ASSIGNMENT:
Check every line of the data below for the string "progress", and copy the ones that hold it.

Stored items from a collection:
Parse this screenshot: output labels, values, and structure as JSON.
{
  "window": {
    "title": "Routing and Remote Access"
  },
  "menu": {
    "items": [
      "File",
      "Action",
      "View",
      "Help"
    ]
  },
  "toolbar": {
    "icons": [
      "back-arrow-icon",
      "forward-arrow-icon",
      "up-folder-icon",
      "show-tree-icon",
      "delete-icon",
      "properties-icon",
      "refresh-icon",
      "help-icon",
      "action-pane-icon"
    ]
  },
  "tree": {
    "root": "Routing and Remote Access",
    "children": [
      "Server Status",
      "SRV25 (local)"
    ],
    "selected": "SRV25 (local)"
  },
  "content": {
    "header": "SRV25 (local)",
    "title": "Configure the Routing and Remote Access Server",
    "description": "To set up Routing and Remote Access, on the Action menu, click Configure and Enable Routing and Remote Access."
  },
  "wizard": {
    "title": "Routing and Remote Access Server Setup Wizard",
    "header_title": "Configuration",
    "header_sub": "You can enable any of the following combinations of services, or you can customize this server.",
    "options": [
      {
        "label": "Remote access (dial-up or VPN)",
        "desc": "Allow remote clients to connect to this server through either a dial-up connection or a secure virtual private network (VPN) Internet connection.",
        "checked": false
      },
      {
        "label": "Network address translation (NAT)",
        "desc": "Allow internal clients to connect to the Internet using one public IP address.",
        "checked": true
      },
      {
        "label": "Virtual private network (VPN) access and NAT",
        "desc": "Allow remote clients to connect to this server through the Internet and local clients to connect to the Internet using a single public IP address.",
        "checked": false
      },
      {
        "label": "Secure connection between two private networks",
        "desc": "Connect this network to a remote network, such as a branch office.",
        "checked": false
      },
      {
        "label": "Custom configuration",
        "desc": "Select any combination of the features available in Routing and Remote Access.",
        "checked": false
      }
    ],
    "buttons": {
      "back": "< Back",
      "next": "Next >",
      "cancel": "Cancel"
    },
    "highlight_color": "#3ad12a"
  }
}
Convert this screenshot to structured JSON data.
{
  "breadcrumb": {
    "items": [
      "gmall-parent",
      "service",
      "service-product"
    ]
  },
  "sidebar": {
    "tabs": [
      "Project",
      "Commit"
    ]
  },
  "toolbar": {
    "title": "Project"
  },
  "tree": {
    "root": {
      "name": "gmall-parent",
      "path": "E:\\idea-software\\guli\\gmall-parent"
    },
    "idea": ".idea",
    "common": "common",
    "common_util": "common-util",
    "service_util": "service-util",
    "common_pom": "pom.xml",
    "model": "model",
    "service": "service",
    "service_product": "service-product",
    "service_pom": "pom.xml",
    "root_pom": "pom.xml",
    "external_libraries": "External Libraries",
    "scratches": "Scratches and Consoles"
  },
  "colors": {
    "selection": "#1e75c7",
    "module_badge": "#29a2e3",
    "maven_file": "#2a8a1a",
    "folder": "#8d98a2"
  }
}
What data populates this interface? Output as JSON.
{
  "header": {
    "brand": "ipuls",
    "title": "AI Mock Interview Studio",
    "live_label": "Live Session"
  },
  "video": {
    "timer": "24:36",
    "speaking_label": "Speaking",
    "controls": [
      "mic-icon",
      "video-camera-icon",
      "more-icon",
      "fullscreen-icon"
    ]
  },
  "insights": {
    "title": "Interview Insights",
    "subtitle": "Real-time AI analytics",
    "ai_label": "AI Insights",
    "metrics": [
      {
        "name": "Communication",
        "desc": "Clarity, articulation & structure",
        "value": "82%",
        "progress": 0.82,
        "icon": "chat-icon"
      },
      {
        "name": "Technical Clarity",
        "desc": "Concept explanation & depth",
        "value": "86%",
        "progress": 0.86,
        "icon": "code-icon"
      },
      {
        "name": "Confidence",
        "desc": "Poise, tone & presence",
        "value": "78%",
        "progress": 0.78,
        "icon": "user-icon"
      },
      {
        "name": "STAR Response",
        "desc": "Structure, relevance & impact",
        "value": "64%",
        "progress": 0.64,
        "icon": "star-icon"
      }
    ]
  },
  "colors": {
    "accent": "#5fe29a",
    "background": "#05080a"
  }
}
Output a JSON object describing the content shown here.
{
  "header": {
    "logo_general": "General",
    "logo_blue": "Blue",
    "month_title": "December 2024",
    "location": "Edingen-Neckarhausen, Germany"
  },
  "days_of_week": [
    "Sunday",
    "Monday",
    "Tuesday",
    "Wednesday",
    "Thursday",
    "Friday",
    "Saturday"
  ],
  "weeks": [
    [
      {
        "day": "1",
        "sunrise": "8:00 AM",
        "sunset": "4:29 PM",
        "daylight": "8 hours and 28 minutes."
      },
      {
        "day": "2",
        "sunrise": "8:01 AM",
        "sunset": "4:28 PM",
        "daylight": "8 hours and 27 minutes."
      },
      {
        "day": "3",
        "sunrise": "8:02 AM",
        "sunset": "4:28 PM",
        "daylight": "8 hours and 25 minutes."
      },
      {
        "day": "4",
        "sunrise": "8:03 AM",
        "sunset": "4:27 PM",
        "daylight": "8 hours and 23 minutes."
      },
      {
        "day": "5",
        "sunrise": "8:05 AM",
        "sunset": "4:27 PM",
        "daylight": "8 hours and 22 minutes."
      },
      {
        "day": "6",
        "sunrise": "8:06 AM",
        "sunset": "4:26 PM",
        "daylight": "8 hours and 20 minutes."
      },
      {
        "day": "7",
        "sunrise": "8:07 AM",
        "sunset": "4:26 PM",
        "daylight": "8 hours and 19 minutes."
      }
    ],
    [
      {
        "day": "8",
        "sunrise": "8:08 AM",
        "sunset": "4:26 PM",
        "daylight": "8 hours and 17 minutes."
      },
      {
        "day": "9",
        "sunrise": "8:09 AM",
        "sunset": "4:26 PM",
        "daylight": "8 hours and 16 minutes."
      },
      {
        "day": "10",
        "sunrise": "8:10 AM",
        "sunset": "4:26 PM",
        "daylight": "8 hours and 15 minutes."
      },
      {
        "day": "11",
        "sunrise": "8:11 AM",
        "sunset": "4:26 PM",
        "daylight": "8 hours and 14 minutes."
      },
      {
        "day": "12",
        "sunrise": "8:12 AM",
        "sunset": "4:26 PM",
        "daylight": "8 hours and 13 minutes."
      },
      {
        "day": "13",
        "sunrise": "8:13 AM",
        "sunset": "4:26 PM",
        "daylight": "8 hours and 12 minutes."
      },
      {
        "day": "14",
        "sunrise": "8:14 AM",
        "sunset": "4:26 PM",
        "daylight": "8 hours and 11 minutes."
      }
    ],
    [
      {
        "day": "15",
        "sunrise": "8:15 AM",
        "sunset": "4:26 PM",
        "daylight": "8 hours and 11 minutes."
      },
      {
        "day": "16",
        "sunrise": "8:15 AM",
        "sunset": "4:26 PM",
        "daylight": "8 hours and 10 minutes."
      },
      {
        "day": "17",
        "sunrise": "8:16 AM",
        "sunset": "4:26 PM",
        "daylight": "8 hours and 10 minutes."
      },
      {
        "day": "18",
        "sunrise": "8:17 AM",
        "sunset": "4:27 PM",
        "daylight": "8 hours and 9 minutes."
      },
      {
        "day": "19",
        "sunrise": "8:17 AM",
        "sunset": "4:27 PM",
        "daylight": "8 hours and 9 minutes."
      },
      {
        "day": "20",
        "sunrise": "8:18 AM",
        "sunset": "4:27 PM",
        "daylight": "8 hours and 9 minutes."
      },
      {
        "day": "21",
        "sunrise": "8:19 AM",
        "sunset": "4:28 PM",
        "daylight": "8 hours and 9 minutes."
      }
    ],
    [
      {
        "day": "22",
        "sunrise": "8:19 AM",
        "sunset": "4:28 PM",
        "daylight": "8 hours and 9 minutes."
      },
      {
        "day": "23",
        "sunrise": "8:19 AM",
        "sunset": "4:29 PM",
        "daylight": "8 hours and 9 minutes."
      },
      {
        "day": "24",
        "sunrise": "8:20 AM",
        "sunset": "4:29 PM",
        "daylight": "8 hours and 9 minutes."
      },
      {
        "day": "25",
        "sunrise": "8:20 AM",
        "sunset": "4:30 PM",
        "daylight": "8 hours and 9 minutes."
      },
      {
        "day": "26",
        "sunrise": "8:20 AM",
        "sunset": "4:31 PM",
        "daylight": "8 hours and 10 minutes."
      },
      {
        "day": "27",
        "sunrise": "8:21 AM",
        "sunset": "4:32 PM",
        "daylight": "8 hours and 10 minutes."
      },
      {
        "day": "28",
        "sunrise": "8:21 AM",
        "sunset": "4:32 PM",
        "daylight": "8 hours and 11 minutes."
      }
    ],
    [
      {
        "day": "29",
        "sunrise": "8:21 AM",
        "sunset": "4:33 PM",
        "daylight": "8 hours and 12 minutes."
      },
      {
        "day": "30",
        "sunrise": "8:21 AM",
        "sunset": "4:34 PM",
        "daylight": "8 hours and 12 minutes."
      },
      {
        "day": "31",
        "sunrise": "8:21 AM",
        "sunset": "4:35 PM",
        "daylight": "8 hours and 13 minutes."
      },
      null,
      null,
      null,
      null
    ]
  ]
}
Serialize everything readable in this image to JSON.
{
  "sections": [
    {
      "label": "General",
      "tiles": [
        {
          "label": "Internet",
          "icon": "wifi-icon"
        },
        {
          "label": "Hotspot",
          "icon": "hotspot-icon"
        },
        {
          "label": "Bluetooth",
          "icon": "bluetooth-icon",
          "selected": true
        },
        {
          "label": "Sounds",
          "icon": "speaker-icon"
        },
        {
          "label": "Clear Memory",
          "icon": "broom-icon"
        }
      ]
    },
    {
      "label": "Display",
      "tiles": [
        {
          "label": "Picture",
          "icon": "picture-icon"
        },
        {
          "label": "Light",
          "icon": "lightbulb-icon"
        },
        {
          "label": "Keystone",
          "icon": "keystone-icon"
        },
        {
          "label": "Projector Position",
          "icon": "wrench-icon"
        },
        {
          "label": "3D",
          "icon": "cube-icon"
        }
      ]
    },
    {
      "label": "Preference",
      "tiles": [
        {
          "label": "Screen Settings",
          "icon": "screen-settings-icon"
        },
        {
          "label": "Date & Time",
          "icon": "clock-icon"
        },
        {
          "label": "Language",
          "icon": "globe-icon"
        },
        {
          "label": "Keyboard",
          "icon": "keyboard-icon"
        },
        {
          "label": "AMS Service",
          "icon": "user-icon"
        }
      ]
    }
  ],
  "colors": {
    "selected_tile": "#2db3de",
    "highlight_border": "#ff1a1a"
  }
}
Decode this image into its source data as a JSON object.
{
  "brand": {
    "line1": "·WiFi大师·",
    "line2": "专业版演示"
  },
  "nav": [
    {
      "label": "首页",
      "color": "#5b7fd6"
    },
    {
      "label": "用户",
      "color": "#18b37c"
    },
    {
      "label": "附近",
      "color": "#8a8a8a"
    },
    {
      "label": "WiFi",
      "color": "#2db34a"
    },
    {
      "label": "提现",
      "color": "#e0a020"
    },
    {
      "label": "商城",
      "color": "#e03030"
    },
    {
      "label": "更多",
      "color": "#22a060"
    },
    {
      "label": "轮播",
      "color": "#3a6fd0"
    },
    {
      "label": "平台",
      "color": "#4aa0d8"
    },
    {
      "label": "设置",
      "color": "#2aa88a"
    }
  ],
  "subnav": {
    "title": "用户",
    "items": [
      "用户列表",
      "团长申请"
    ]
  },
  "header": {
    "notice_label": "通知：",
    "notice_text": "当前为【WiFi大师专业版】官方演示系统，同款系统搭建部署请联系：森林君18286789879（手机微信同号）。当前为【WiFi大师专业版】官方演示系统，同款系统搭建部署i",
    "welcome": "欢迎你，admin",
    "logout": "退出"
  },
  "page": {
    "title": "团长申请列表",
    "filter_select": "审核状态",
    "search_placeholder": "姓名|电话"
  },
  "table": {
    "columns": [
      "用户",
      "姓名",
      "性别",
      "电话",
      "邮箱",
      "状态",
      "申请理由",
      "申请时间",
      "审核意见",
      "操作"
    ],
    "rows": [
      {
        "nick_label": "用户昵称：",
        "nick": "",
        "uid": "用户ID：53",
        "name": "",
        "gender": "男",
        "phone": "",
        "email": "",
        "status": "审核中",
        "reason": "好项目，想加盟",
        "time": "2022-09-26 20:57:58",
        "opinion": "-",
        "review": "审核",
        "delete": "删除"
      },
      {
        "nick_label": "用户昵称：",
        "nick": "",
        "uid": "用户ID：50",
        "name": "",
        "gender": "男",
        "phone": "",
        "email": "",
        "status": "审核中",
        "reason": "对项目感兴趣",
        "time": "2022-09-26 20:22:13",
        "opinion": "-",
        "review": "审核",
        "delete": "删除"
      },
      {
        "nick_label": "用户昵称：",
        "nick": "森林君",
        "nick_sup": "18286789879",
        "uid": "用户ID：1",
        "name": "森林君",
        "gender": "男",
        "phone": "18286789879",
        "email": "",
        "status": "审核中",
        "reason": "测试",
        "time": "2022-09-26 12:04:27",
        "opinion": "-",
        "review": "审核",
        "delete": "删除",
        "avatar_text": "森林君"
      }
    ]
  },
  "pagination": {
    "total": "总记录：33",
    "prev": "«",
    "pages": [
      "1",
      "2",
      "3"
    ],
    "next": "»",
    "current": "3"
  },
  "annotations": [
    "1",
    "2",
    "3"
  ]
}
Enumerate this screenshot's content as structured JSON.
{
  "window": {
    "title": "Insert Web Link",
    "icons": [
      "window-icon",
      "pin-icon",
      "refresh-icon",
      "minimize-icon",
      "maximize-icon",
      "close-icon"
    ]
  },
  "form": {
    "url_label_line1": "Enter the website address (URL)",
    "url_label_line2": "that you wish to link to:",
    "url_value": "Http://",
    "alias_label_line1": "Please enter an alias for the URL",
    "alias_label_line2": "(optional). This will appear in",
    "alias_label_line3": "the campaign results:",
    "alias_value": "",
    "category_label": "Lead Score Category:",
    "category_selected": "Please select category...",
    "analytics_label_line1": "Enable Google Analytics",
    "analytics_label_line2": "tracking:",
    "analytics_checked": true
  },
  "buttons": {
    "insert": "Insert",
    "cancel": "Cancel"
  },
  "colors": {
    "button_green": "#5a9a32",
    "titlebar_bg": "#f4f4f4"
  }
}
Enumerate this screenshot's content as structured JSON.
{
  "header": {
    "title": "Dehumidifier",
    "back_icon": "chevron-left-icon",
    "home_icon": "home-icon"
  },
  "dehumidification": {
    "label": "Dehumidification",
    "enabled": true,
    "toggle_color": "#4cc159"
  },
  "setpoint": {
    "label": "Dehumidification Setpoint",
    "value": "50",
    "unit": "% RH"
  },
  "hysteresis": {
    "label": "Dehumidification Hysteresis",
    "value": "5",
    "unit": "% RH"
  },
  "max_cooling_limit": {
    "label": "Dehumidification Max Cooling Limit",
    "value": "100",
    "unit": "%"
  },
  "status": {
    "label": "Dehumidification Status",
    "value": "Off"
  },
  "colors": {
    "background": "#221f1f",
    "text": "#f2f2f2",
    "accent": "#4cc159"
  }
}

WRITTEN SOLUTION:
        "progress": 0.82,
        "progress": 0.86,
        "progress": 0.78,
        "progress": 0.64,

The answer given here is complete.